Focus, I think, is the biggest challenge for any writer. It can be so difficult to simply sit down and get words on the screen. Life gets in the way, and there are so many shiny things all around us, just waiting to distract us from writing. The key is to block out the world when you can, and just lose yourself in the make-believe.
Henry: Note to self: invent writer’s blinders to improve literary focus.
What is a powerful lesson you’ve learned from being a writer?
I’ve learned that no matter who you are, there are other people like you out in the world – and that books can do amazing things: create connections, broaden views, save lives.
Henry: Indeed, you never know what impact your books will have. My book Nimpentoad got at least one young reader to try eating mushrooms. One small step for man…
What has been a memorable experience that you never would have had if you had not been a writer?
The opportunity to meet and interact with so many amazing teens and tweens. They are my favorite people on the planet, next to librarians.
Henry: Plus, librarians are so much better behaved than teens. 🙂
What advice would you give to aspiring authors?
Do something every day to move your story forward. A lot of the time, that’s getting words on the page (or screen). But sometimes, it’s playing scenes out in your head, or working out the kinks.
Do you have any favorite quotes?
My favorite quote is actually something that Billie Joe Armstrong of Green Day fame said. “To do something that you feel in your heart that’s great, you need to make a lot of mistakes. Anything that’s successful is a series of mistakes.”
Henry: Well, then I’m well on my way to success…
Do you have any strange rituals that you observe when you write?
I must have iced tea (black, no sweetener, no lemon, extra ice, preferably from Starbucks), and I always write best in my office, with my kitties present and lounging on my coffin couch.
Henry: Ah, cat familiars. Per wikipedia: “In European folklore and folk-belief of the Medieval and Early Modern periods, familiars were supernatural entities believed to assist witches and cunning folk in their practice of magic. According to the records of the time, they would appear in numerous guises, often as an animal, but also at times as a human or humanoid figure, and were described as ‘clearly defined, three-dimensional… forms, vivid with colour and animated with movement and sound’”
If you could have one superpower, what would it be?
I wish I could become invisible at will. Not only would it give me the most honest view of the world that I could get…but just think of all of the awkward moments I could escape in a blink!

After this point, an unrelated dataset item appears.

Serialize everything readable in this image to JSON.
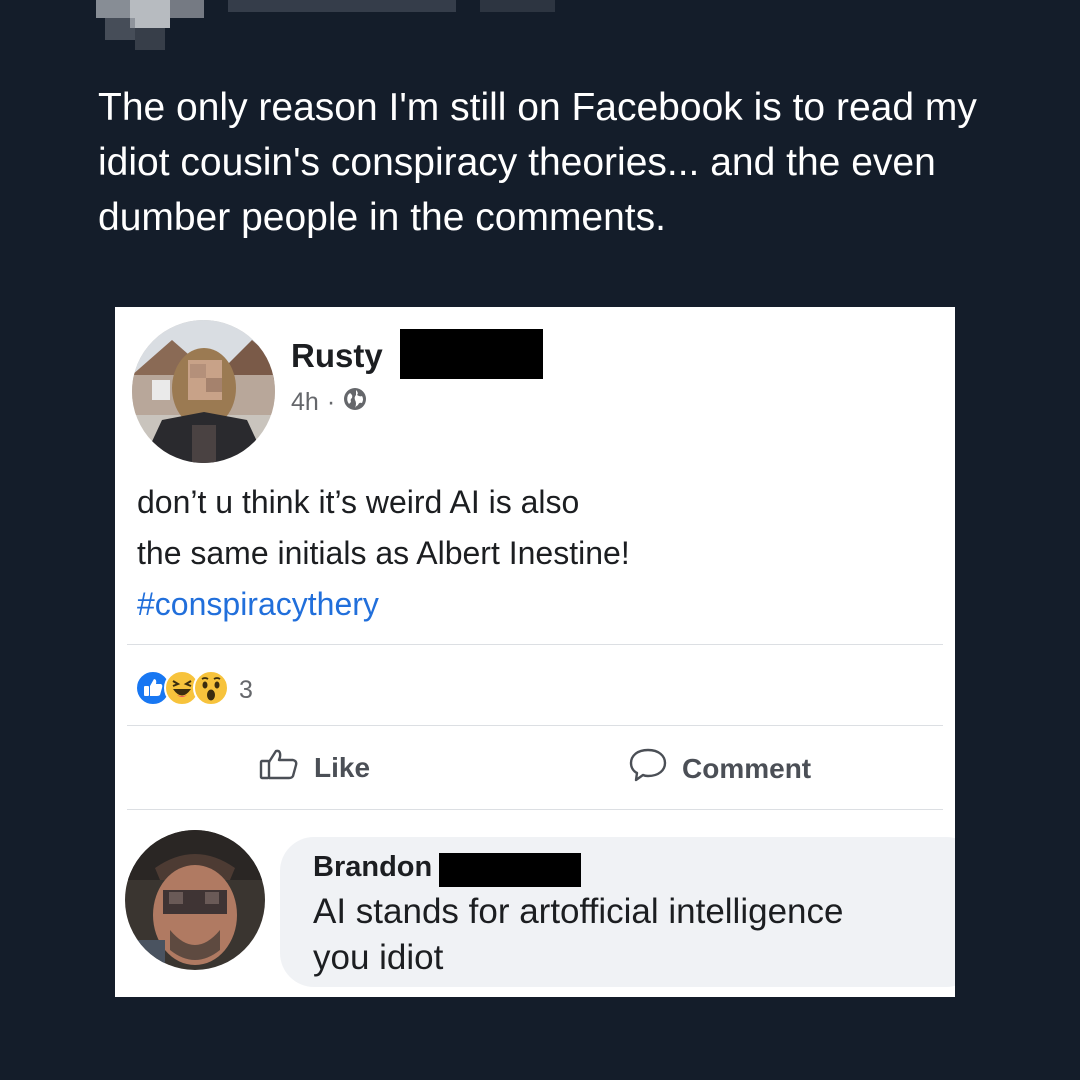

Henry: Think of all the trouble you could get into. Never pay a restaurant bill or traffic ticket again. You could be a poltergeist. A Brewergeist!

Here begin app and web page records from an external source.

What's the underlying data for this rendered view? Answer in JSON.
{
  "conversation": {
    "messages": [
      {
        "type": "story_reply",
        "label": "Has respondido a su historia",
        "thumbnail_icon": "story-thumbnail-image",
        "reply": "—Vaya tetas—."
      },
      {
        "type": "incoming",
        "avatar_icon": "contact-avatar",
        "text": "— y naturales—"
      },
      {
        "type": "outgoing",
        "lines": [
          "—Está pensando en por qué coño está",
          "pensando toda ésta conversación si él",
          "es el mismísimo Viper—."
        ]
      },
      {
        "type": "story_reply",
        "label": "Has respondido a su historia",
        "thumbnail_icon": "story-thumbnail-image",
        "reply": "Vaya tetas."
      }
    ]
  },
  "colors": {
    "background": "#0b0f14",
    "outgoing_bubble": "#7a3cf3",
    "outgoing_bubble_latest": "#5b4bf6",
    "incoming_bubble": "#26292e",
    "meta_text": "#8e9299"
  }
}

If you could have three authors over for dinner, who would it be?
I’d invite over the three authors that I admire most, for purely selfish reasons: Stephen King, JK Rowling, and Edgar Allen Poe.
What is your favorite creature that exists only in literature?
I know it seems obvious, but…vampires, absolutely. There are just so many different takes on vampires out there, and they act as an amazing avenue for explaining human issues. Plus, fangs are cool.
Henry: Plus immortality. It occurs to me that Hannibal Lector from “Silence of the Lambs” is a kind of vampire too – smart, strong, cannibalistic, and thoroughly evil.
What do you like to do when you’re not writing?
I love spending time with my family (doing anything from cosplaying to hanging out), gardening, traveling, and of course, reading. I daydream a lot.
Henry: Do you ever garden in costume? Think of the possibilities!
What would you like it to say on your tombstone?
Here lies Heather Brewer (that’s a lie – she’s actually had her ashes spread in the Haunted Mansion at Disney World)
Henry: If James Doohan (of Star Trek fame) can have his ashes spread in space, I don’t see why you couldn’t have your ashes spread at the Haunted Mansion. Have your minions make inquiries…
Where can readers find your work?
My books are available in so many places: local indies, Barnes & Noble, Books-A-Million, Walmart, Target, grocery stores, and of course all over online. But my fave place readers can find my books? At the library!
Henry: Thank you for taking the time to participate in this interview.
This interview is also posted to the San Diego Children’s Books Examiner.